Records from a dataset
--------------------------------------------------
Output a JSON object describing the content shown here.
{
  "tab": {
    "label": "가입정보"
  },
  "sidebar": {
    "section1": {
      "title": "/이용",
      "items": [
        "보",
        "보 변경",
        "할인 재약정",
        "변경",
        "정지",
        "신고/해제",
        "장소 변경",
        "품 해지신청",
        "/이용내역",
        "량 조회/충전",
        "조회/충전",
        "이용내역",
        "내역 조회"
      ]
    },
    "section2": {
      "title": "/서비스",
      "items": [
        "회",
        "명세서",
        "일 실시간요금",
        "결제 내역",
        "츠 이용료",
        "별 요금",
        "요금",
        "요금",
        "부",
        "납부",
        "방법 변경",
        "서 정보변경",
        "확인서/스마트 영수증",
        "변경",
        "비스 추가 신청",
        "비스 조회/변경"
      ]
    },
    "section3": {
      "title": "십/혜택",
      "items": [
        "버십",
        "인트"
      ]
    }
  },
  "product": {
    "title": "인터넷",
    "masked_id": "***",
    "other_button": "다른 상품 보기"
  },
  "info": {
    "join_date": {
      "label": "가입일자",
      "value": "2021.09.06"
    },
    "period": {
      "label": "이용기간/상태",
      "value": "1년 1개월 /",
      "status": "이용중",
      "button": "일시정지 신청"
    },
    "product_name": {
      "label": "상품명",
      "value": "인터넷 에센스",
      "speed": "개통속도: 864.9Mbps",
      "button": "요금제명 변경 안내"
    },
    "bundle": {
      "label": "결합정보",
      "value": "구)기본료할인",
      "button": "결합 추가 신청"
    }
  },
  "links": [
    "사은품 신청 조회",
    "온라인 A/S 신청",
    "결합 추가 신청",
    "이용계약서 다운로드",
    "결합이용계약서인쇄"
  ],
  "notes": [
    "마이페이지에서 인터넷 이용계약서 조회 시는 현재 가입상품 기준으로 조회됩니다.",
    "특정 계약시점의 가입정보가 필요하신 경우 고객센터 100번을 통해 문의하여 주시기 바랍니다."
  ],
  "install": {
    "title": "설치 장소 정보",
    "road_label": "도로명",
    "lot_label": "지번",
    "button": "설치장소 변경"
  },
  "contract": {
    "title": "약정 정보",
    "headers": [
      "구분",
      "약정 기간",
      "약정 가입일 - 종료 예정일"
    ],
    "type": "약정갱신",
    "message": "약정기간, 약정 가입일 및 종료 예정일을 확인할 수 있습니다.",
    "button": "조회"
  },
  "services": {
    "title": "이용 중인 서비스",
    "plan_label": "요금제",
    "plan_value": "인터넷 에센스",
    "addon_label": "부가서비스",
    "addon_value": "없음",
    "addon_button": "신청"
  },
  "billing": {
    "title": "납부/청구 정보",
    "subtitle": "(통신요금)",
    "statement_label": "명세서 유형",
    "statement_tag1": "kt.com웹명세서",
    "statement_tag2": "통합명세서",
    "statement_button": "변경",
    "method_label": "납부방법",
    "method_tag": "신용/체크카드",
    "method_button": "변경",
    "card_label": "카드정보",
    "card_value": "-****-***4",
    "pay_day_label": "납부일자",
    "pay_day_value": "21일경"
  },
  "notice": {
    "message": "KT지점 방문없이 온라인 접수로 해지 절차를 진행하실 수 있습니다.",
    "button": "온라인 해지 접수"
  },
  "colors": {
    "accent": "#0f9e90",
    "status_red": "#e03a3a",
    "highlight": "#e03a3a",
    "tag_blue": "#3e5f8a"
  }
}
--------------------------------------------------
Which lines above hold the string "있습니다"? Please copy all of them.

▸ EXERCISE OUTPUT:
    "message": "약정기간, 약정 가입일 및 종료 예정일을 확인할 수 있습니다.",
    "message": "KT지점 방문없이 온라인 접수로 해지 절차를 진행하실 수 있습니다.",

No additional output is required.